- [WHAT IS EXPECTED]: Find the string "desc" in the material. Copy every line that has it.

- [DATA UNDER STUDY]:
━━━━━━━━━━━━━━━━

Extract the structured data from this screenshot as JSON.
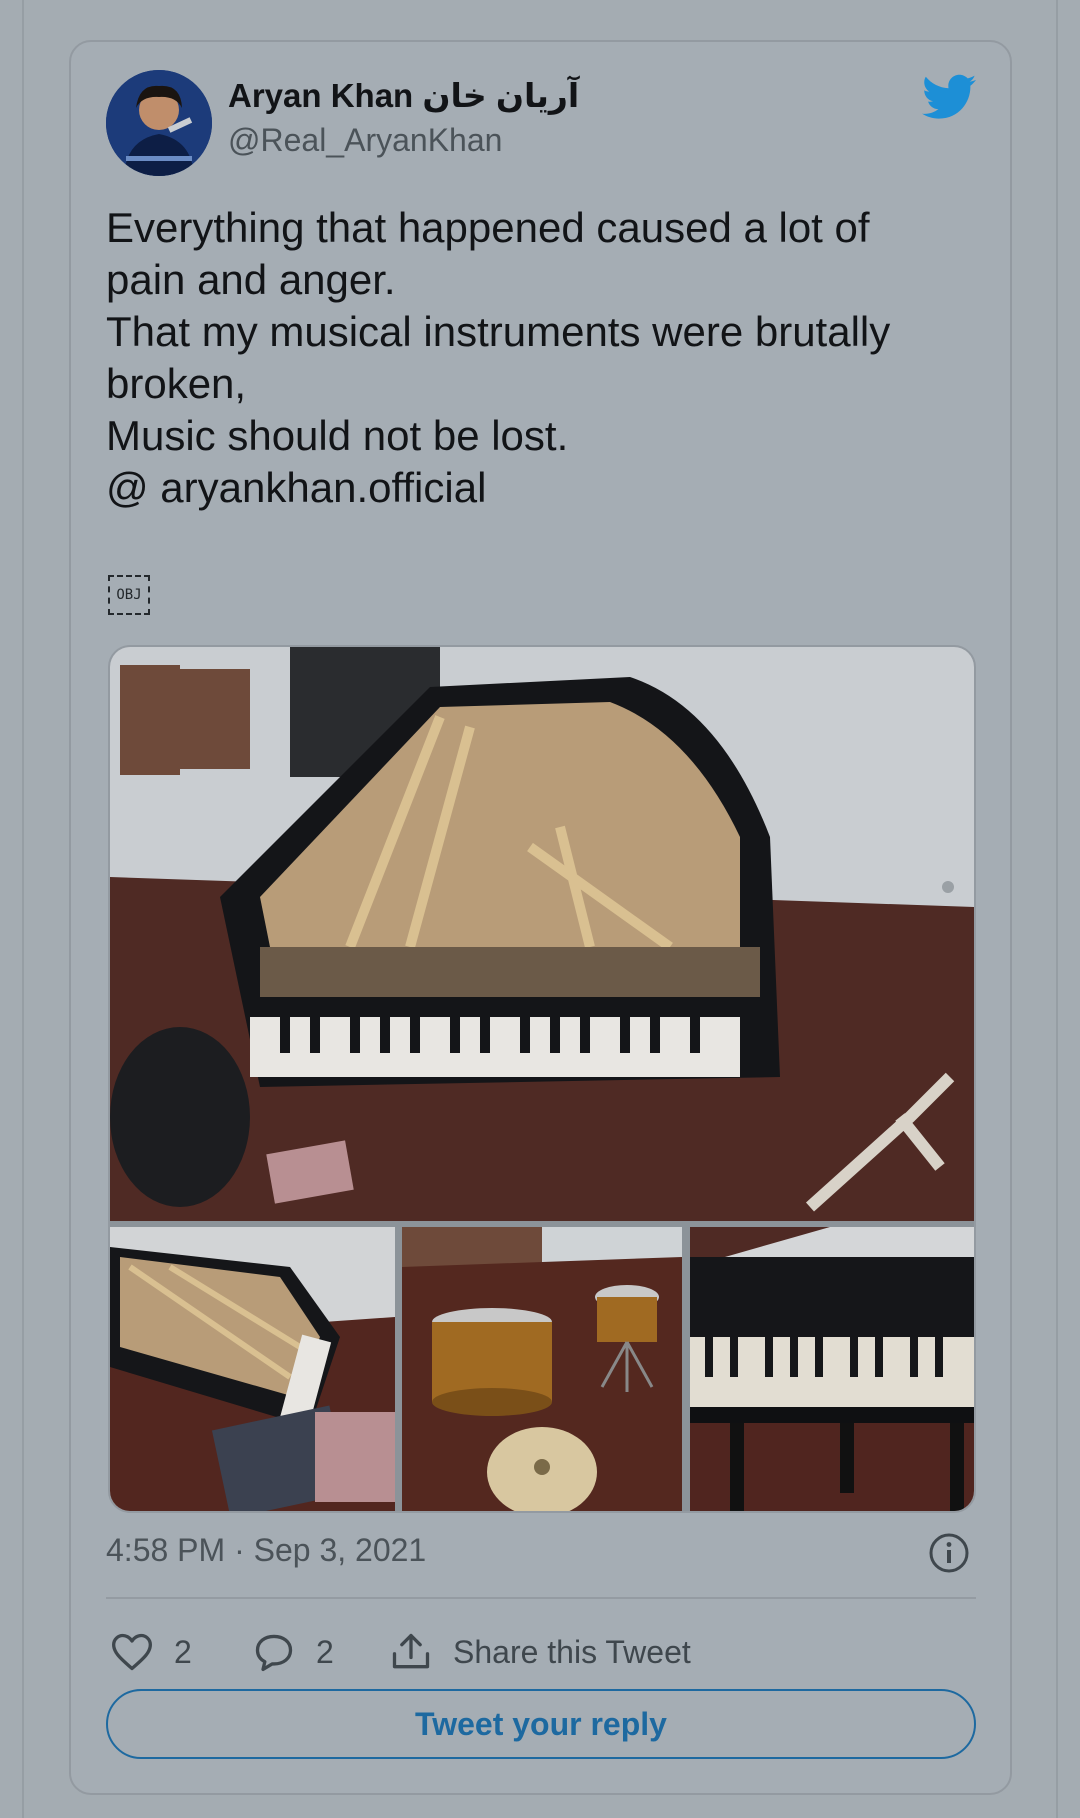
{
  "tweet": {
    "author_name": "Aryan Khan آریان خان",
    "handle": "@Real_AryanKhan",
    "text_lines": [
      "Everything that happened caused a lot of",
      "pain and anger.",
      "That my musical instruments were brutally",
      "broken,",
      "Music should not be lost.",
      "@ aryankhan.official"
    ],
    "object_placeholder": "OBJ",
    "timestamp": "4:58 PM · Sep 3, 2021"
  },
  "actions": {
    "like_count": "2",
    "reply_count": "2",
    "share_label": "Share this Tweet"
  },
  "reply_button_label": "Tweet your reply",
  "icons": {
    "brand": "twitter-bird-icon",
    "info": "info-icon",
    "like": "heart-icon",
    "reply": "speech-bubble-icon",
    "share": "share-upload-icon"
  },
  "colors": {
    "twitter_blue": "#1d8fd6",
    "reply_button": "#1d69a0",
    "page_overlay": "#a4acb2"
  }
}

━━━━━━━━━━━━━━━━

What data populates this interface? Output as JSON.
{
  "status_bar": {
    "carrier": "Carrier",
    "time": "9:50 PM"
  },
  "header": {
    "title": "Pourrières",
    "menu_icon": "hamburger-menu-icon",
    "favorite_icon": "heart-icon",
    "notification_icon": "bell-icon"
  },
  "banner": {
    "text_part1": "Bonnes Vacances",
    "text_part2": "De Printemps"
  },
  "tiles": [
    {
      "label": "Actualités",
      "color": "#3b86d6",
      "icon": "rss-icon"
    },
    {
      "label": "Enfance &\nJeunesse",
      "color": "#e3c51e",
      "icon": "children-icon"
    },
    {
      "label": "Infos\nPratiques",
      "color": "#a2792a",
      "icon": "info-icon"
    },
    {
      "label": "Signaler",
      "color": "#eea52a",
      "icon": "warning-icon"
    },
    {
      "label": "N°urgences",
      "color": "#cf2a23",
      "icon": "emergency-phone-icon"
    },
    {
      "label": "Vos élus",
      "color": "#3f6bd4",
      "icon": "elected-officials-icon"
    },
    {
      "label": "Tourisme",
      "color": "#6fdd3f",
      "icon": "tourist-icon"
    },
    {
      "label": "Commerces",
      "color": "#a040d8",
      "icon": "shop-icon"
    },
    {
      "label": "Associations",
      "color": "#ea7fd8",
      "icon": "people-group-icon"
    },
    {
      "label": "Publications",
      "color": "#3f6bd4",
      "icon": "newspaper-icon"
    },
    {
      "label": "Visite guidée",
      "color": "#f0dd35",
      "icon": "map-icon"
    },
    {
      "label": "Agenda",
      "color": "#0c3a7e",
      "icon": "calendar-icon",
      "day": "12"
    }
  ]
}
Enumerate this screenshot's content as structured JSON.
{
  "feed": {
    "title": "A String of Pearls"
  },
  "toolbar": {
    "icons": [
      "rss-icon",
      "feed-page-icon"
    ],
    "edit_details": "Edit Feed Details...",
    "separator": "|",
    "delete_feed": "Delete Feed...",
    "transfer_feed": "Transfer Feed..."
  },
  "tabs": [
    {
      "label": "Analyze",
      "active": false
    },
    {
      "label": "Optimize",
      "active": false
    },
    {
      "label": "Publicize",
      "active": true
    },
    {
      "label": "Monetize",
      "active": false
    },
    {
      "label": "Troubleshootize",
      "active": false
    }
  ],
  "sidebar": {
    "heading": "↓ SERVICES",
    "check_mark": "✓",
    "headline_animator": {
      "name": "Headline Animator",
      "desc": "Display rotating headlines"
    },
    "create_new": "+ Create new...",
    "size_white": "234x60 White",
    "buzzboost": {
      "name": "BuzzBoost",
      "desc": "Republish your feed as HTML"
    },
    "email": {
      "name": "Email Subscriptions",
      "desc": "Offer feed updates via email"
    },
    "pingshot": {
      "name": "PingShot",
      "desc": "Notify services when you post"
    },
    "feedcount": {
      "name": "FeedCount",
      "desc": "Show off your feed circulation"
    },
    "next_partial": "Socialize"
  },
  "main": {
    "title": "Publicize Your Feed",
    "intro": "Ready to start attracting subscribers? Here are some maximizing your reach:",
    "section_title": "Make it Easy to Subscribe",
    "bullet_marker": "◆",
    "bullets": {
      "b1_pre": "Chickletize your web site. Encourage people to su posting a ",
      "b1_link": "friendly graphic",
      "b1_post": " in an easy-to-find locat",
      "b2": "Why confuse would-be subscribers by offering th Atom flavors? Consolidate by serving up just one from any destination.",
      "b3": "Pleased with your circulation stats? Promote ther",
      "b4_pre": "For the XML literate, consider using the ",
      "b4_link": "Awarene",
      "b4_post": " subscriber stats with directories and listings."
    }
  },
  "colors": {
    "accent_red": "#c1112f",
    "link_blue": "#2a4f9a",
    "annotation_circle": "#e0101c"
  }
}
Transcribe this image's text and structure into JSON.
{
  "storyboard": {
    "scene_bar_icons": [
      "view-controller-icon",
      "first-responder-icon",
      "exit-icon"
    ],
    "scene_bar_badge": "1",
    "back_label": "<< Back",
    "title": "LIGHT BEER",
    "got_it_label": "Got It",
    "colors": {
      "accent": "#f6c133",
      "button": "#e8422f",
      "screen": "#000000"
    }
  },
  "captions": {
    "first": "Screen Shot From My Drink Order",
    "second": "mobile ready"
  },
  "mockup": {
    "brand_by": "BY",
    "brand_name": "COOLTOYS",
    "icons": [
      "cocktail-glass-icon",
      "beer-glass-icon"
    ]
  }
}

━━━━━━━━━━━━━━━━

- [RESULT]:
      "desc": "Display rotating headlines"
      "desc": "Republish your feed as HTML"
      "desc": "Offer feed updates via email"
      "desc": "Notify services when you post"
      "desc": "Show off your feed circulation"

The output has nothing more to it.